What is expected: Extract every line from the records below that contains the word "Download".

Collected data entries:
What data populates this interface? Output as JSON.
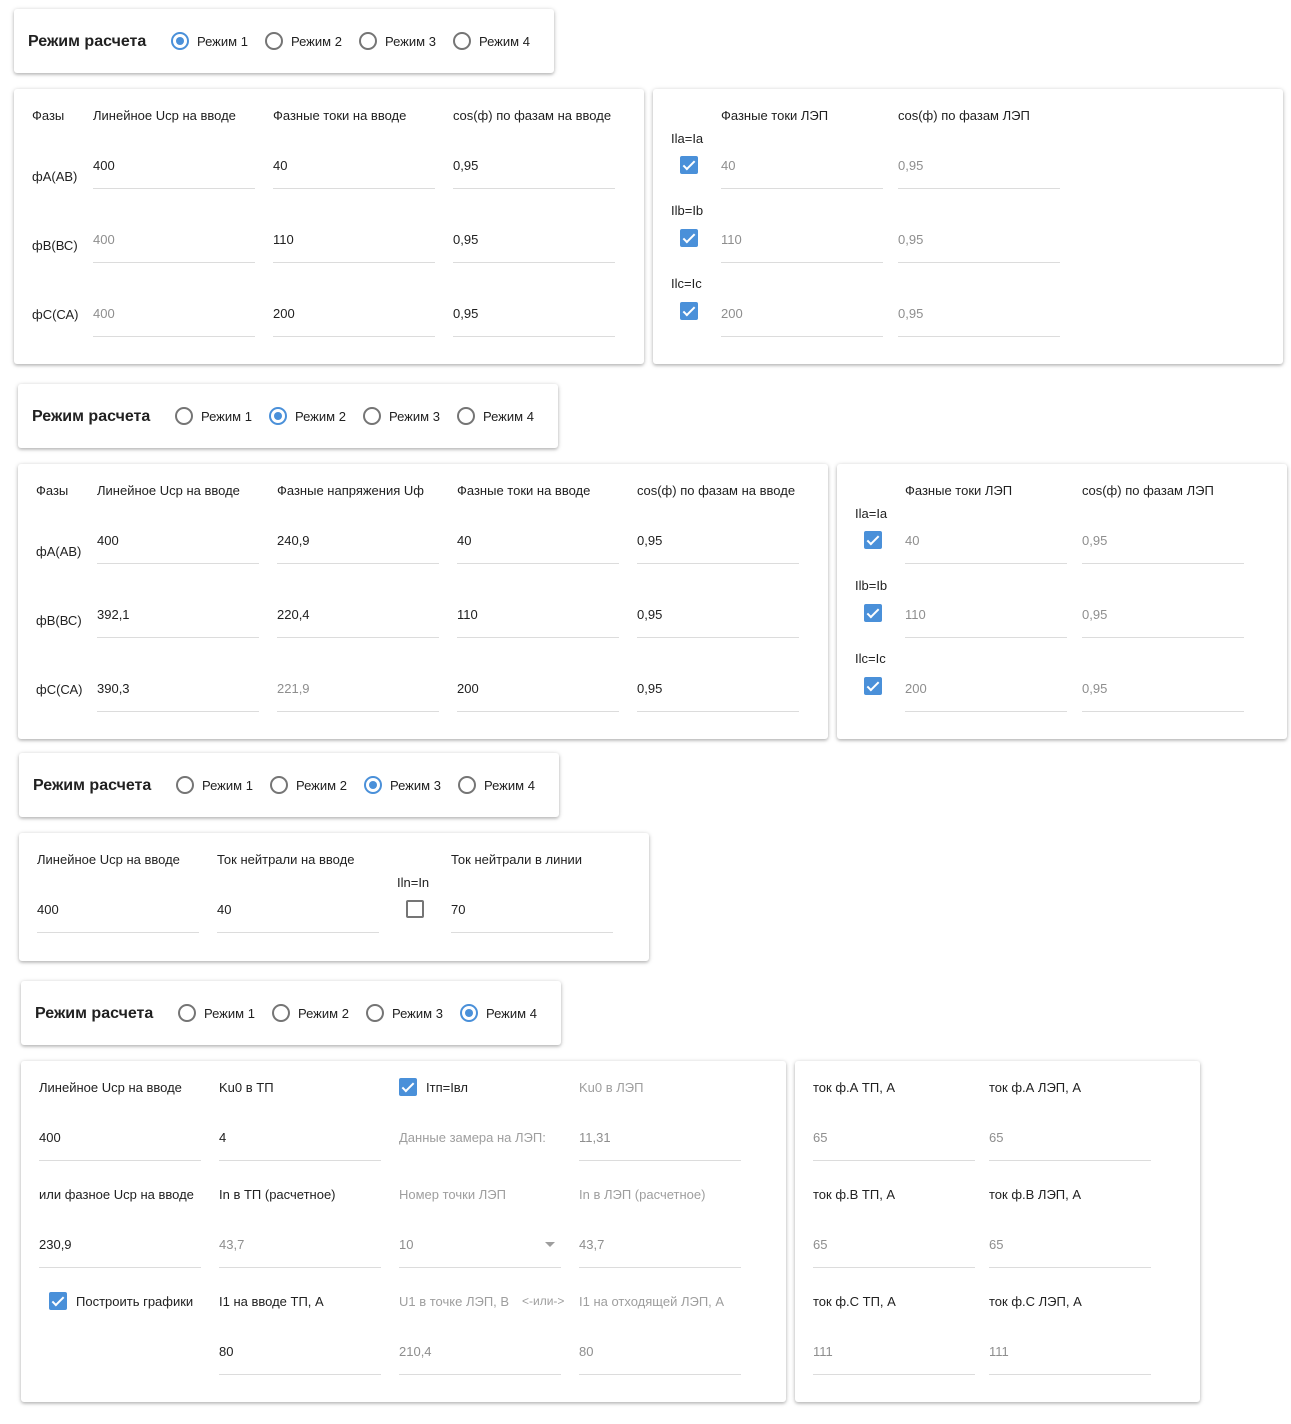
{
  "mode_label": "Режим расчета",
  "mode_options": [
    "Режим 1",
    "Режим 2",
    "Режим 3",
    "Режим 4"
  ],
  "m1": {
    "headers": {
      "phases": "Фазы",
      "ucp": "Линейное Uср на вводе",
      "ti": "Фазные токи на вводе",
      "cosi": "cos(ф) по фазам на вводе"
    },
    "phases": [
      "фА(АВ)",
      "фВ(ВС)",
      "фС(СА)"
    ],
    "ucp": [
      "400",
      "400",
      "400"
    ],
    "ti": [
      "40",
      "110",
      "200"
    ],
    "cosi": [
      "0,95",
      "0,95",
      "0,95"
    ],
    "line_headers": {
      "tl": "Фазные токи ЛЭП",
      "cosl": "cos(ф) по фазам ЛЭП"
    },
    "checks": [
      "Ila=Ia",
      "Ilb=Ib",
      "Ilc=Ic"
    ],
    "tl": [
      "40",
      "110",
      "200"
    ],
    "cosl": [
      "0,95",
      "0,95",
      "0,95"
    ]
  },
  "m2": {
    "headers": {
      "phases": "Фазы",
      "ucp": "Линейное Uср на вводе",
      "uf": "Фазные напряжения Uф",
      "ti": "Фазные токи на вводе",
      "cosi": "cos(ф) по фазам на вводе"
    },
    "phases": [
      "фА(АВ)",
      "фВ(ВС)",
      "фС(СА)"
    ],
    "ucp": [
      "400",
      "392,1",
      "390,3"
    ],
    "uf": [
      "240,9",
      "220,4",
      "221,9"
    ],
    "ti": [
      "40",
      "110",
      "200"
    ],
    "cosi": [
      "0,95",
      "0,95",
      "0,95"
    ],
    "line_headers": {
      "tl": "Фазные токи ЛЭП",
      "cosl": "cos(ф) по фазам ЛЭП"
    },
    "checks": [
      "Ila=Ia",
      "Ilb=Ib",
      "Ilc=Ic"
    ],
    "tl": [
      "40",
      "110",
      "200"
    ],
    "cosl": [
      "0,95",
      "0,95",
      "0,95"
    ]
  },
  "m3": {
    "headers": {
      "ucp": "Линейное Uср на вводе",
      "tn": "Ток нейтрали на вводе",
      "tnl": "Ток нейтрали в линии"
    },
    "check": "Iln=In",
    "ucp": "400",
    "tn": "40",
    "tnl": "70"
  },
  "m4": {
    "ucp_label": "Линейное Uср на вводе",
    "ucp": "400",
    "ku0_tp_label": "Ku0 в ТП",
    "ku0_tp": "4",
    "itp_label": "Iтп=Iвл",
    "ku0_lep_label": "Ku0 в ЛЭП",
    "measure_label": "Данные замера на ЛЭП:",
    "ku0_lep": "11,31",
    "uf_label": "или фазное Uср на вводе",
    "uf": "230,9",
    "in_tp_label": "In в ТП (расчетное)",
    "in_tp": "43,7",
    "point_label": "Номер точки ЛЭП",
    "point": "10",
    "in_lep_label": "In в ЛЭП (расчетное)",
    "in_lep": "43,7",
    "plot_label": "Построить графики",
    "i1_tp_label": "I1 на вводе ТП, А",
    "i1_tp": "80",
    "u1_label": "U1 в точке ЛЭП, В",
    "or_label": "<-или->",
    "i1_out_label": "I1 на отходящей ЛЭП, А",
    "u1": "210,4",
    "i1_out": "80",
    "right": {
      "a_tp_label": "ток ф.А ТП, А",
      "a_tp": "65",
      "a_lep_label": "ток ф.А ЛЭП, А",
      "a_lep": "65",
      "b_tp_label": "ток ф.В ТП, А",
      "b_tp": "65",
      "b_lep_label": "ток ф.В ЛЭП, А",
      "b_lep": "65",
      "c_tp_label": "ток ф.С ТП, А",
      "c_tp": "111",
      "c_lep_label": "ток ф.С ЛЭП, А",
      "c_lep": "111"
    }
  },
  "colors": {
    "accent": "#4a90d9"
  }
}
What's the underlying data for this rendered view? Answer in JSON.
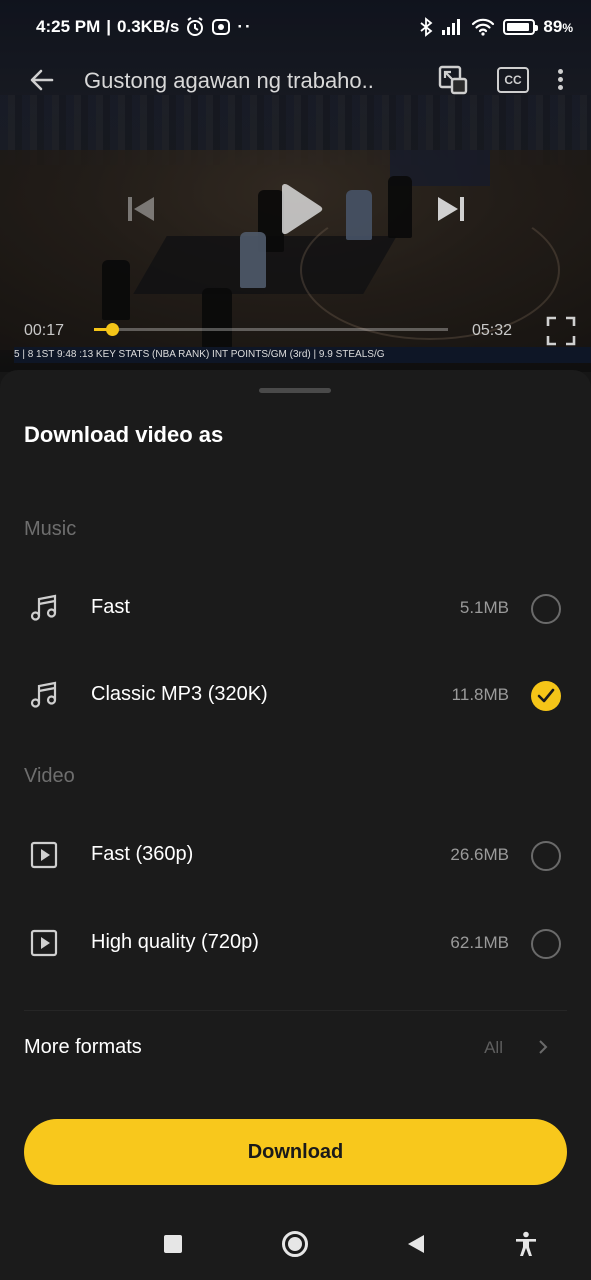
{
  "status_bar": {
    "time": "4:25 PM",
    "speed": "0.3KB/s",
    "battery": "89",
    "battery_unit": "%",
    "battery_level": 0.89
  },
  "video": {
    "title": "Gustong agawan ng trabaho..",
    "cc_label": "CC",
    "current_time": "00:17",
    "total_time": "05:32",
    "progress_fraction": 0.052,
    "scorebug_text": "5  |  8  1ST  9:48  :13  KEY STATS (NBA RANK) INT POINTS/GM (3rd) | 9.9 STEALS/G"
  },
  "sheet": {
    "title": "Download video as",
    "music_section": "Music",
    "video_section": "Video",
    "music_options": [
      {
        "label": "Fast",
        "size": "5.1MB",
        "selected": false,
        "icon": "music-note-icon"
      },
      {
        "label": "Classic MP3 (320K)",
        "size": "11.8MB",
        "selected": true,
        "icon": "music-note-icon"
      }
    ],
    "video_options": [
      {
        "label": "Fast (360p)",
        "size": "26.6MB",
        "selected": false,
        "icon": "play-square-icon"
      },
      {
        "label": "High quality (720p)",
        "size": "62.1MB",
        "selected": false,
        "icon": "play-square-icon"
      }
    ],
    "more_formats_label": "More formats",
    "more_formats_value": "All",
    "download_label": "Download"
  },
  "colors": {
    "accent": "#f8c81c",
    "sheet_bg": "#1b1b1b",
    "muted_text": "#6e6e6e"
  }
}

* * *

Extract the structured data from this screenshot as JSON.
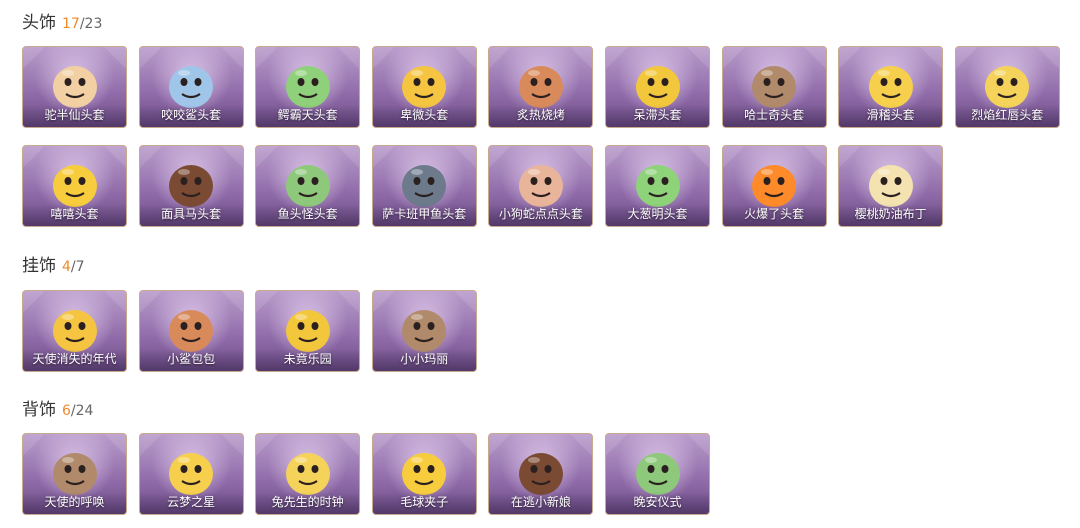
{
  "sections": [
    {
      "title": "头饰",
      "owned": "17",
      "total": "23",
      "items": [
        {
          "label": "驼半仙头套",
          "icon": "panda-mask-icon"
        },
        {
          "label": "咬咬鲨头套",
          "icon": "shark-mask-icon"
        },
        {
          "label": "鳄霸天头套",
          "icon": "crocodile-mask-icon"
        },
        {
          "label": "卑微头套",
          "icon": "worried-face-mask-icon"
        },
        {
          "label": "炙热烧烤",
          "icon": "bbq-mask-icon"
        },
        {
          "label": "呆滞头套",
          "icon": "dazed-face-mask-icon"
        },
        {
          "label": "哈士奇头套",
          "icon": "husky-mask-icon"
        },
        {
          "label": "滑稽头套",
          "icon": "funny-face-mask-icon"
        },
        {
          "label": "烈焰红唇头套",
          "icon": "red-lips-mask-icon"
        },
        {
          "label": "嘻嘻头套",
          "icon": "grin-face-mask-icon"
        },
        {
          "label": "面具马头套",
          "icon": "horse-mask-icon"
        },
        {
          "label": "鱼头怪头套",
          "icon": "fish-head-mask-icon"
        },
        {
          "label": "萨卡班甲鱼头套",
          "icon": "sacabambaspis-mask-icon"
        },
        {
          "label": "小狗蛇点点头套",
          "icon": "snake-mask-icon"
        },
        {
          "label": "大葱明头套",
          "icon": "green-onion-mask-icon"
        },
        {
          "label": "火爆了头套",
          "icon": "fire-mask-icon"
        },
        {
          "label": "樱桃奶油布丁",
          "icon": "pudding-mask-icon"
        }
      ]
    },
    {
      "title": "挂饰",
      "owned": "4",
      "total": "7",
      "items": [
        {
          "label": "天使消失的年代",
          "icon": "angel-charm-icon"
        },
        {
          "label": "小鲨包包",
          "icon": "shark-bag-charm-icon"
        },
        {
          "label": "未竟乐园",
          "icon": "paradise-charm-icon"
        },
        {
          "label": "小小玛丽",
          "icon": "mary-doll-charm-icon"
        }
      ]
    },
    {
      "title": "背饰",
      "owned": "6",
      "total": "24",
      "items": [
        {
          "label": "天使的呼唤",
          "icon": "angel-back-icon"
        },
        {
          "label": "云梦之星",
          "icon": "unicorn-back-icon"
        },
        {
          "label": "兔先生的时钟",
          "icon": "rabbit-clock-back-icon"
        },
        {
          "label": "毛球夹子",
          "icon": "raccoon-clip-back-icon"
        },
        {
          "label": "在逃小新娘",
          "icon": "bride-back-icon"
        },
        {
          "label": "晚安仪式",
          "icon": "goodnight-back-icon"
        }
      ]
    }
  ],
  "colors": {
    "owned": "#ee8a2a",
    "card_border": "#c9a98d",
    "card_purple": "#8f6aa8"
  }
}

Exercise solution:
    "title": "Download video as",
    "download_label": "Download"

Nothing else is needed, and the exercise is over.